2007. 2-deoxy-D-glucose combined with cisplatin enhances
cytotoxicity via metabolic oxidative stress in human head and
neck cancer cells. Cancer Res., 67(7): 3364-3370.
Townsend DM and Tew KD. 2003. The role of glutathione-Stransferase in anti-cancer drug resistance. Oncogene 22(47): 73697375.
Toyokuni S, Okamoto K, Yodoi J and Hiai H. 1995. Persistent
oxidative stress in cancer. FEBS Letters 358(1): 1-3.
Trachootham D, Alexandre J and Huang P. 2009. Targeting
cancer cells by ROS-mediated mechanisms: a radical therapeutic
approach? Nat Rev Drug Discov., 8(7): 579-591.

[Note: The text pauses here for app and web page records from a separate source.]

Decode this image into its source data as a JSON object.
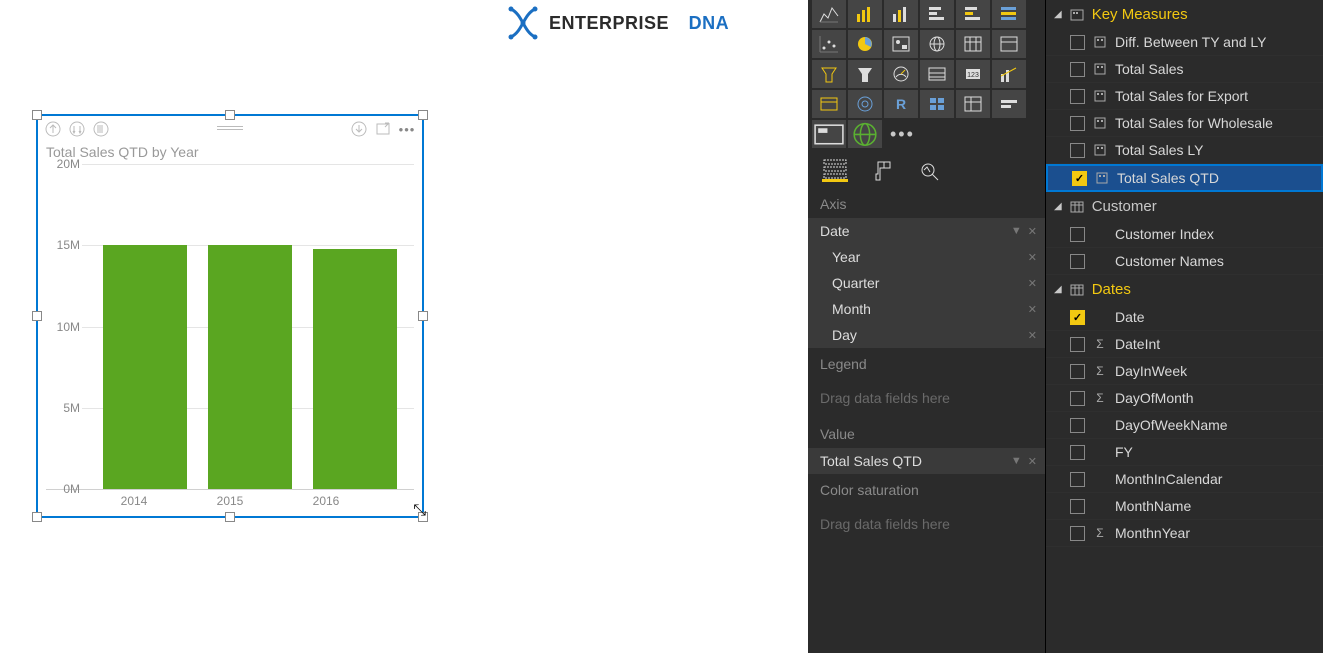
{
  "logo": {
    "ent": "ENTERPRISE",
    "dna": "DNA"
  },
  "chart_data": {
    "type": "bar",
    "title": "Total Sales QTD by Year",
    "categories": [
      "2014",
      "2015",
      "2016"
    ],
    "values": [
      15000000,
      15000000,
      14800000
    ],
    "ylabel": "",
    "y_ticks": [
      "0M",
      "5M",
      "10M",
      "15M",
      "20M"
    ],
    "ylim": [
      0,
      20000000
    ]
  },
  "viz_panel": {
    "tabs": [
      "fields",
      "format",
      "analytics"
    ],
    "wells": {
      "axis": {
        "title": "Axis",
        "field": "Date",
        "hierarchy": [
          "Year",
          "Quarter",
          "Month",
          "Day"
        ]
      },
      "legend": {
        "title": "Legend",
        "placeholder": "Drag data fields here"
      },
      "value": {
        "title": "Value",
        "field": "Total Sales QTD"
      },
      "color": {
        "title": "Color saturation",
        "placeholder": "Drag data fields here"
      }
    }
  },
  "fields_panel": {
    "tables": [
      {
        "name": "Key Measures",
        "gold": true,
        "icon": "calc",
        "fields": [
          {
            "name": "Diff. Between TY and LY",
            "checked": false,
            "type": "measure"
          },
          {
            "name": "Total Sales",
            "checked": false,
            "type": "measure"
          },
          {
            "name": "Total Sales for Export",
            "checked": false,
            "type": "measure"
          },
          {
            "name": "Total Sales for Wholesale",
            "checked": false,
            "type": "measure"
          },
          {
            "name": "Total Sales LY",
            "checked": false,
            "type": "measure"
          },
          {
            "name": "Total Sales QTD",
            "checked": true,
            "type": "measure",
            "highlight": true
          }
        ]
      },
      {
        "name": "Customer",
        "gold": false,
        "icon": "table",
        "fields": [
          {
            "name": "Customer Index",
            "checked": false,
            "type": "column"
          },
          {
            "name": "Customer Names",
            "checked": false,
            "type": "column"
          }
        ]
      },
      {
        "name": "Dates",
        "gold": true,
        "icon": "table",
        "fields": [
          {
            "name": "Date",
            "checked": true,
            "type": "column"
          },
          {
            "name": "DateInt",
            "checked": false,
            "type": "sigma"
          },
          {
            "name": "DayInWeek",
            "checked": false,
            "type": "sigma"
          },
          {
            "name": "DayOfMonth",
            "checked": false,
            "type": "sigma"
          },
          {
            "name": "DayOfWeekName",
            "checked": false,
            "type": "column"
          },
          {
            "name": "FY",
            "checked": false,
            "type": "column"
          },
          {
            "name": "MonthInCalendar",
            "checked": false,
            "type": "column"
          },
          {
            "name": "MonthName",
            "checked": false,
            "type": "column"
          },
          {
            "name": "MonthnYear",
            "checked": false,
            "type": "sigma"
          }
        ]
      }
    ]
  }
}
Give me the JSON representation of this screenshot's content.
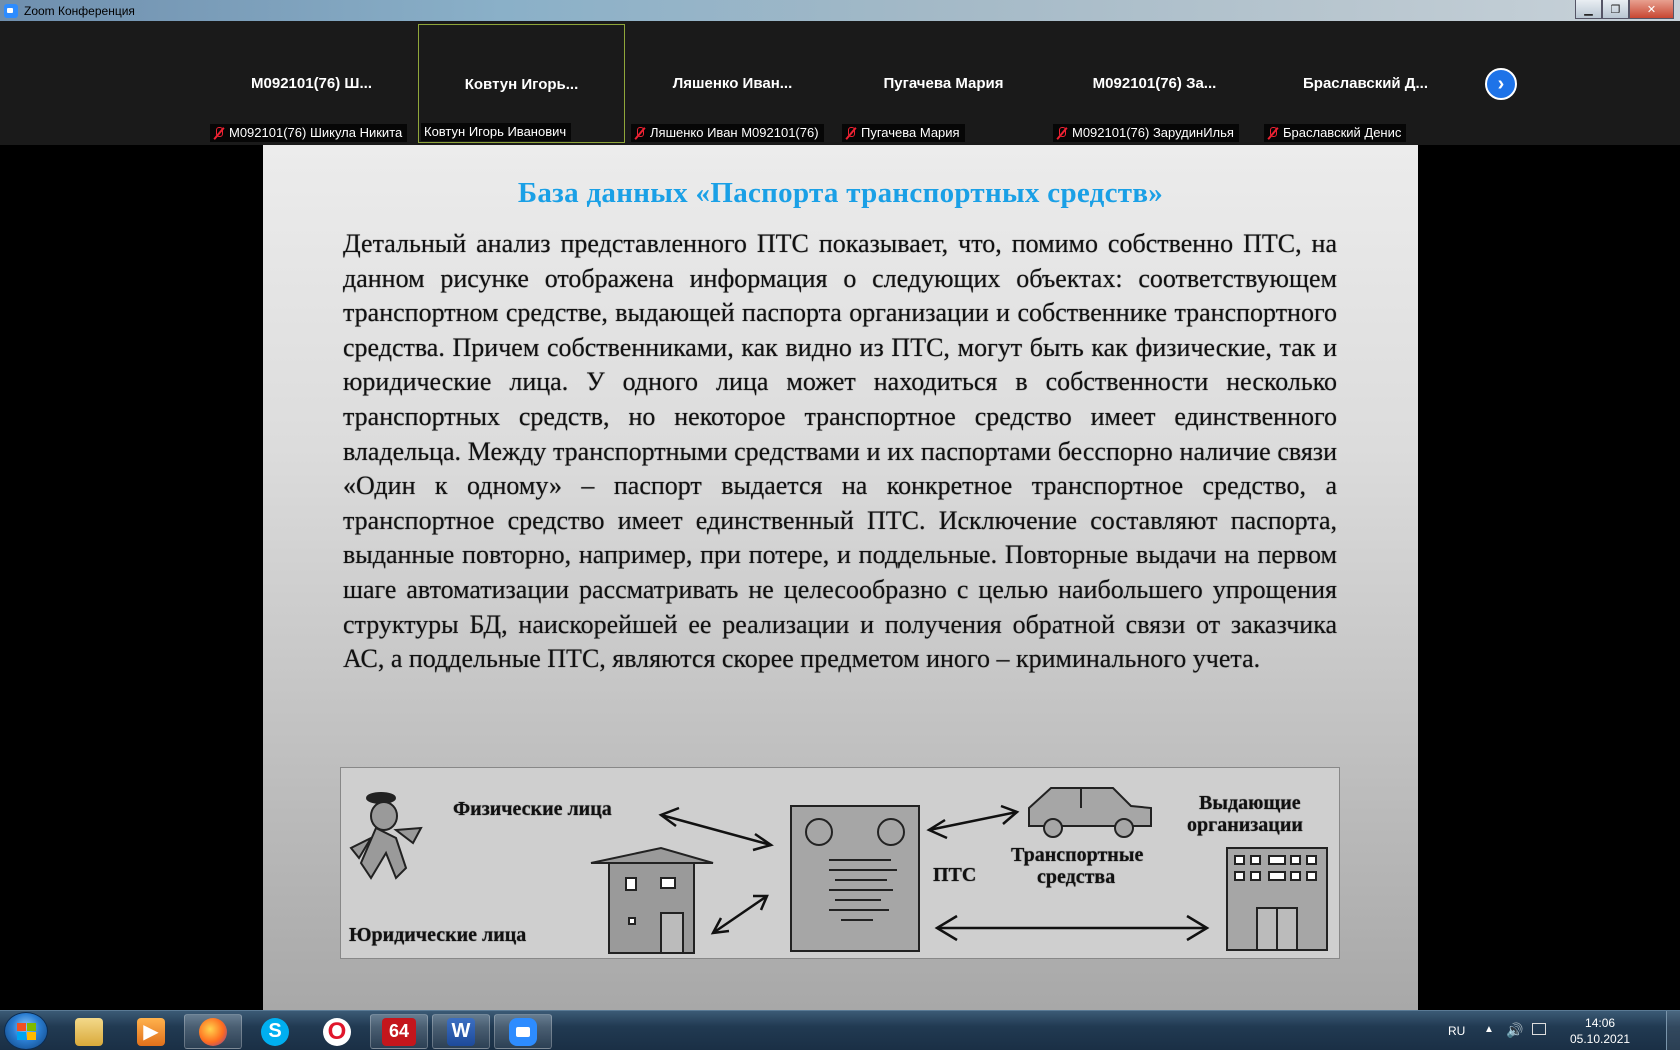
{
  "window": {
    "title": "Zoom Конференция",
    "minimize": "▁",
    "maximize": "❐",
    "close": "✕"
  },
  "gallery": {
    "participants": [
      {
        "name": "M092101(76) Ш...",
        "label": "M092101(76) Шикула Никита",
        "muted": true
      },
      {
        "name": "Ковтун  Игорь...",
        "label": "Ковтун Игорь Иванович",
        "muted": false,
        "active": true
      },
      {
        "name": "Ляшенко  Иван...",
        "label": "Ляшенко Иван M092101(76)",
        "muted": true
      },
      {
        "name": "Пугачева Мария",
        "label": "Пугачева Мария",
        "muted": true
      },
      {
        "name": "M092101(76) За...",
        "label": "M092101(76) ЗарудинИлья",
        "muted": true
      },
      {
        "name": "Браславский  Д...",
        "label": "Браславский Денис",
        "muted": true
      }
    ],
    "next_label": "›"
  },
  "slide": {
    "title": "База данных «Паспорта транспортных средств»",
    "body": "Детальный анализ представленного ПТС показывает, что, помимо собственно ПТС, на данном рисунке отображена информация о следующих объектах: соответствующем транспортном средстве, выдающей паспорта организации и собственнике транспортного средства. Причем собственниками, как видно из ПТС, могут быть как физические, так и юридические лица. У одного лица может находиться в собственности несколько транспортных средств, но некоторое транспортное средство имеет единственного владельца. Между транспортными средствами и их паспортами бесспорно наличие связи «Один к одному» – паспорт выдается на конкретное транспортное средство, а транспортное средство имеет единственный ПТС. Исключение составляют паспорта, выданные повторно, например, при потере, и поддельные. Повторные выдачи на первом шаге автоматизации рассматривать не целесообразно с целью наибольшего упрощения структуры БД, наискорейшей ее реализации и получения обратной связи от заказчика АС, а поддельные ПТС, являются скорее предметом иного – криминального учета.",
    "diagram": {
      "physical": "Физические лица",
      "legal": "Юридические лица",
      "pts": "ПТС",
      "vehicles_1": "Транспортные",
      "vehicles_2": "средства",
      "issuers_1": "Выдающие",
      "issuers_2": "организации"
    }
  },
  "taskbar": {
    "apps": [
      {
        "name": "explorer",
        "icon": "folder-icon"
      },
      {
        "name": "media-player",
        "icon": "media-icon"
      },
      {
        "name": "firefox",
        "icon": "firefox-icon",
        "open": true
      },
      {
        "name": "skype",
        "icon": "skype-icon",
        "glyph": "S"
      },
      {
        "name": "opera",
        "icon": "opera-icon",
        "glyph": "O"
      },
      {
        "name": "aida64",
        "icon": "aida64-icon",
        "glyph": "64",
        "open": true
      },
      {
        "name": "word",
        "icon": "word-icon",
        "glyph": "W",
        "open": true
      },
      {
        "name": "zoom",
        "icon": "zoom-icon",
        "open": true
      }
    ],
    "tray": {
      "lang": "RU",
      "time": "14:06",
      "date": "05.10.2021"
    }
  }
}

© 2011Jordan Journal of Biological Sciences. All rights reserved - Volume 4, Number 3
Bockmühl U, Schlüns K, Schmidt S, Matthias S and Petersen I.
2002. Chromosomal alterations during metastasis formation of
head and neck squamous cell carcinoma. Genes, Chromosomes
and Cancer 33(1): 29-35.
Vojislav V, Trudey N and Hedley DW. 2001. Differential effects
of buthionine sulphoximine in hypoxic and non-hypoxic regions
of human cervical carcinoma xenografts. Radiotherapy and
oncology . J. of the European Soc. Therapeutic Radiology and
Oncology 60(1): 69-73.
Weydert CJ, Zhang Y, Sun W, Waugh TA, Teoh ML, Andringa
KK, Aykin-Burns N, Spitz DR, Smith BJ and Oberley LW. 2008.
Increased oxidative stress created by adenoviral MnSOD or
CuZnSOD plus BCNU (1,3-bis(2-chloroethyl)-1-nitrosourea)
inhibits breast cancer cell growth. Free Radical Biol. Med., 44(5):
Williamson JM, Boettcher B and Meister A. 1982. Intracellular
cysteine delivery system that protects against toxicity by
promoting glutathione synthesis. Proceedings of the National
Academy of Sciences of the United States of America. 79(20):
Wiseman H and Halliwell B. 1996. Damage to DNA by reactive
oxygen and nitrogen species: role in inflammatory disease and
progression to cancer. Biochem. J., 313(1): 17-29.
Wu LL, Chiou CC, Chang PY and Wu JT. 2004. Urinary 8OHdG: a marker of oxidative stress to DNA and a risk factor for
cancer, atherosclerosis and diabetics. Clin. Chim. Acta 339: 1–9.
Yu NY and Brown JM. 1984. Depletion of glutathione in vivo as a
method of improving the therapeutic ratio of misonidazole and SR
2508. Inter. J. Radiat. Oncol. Biol. Phys., 10: 1265-1269.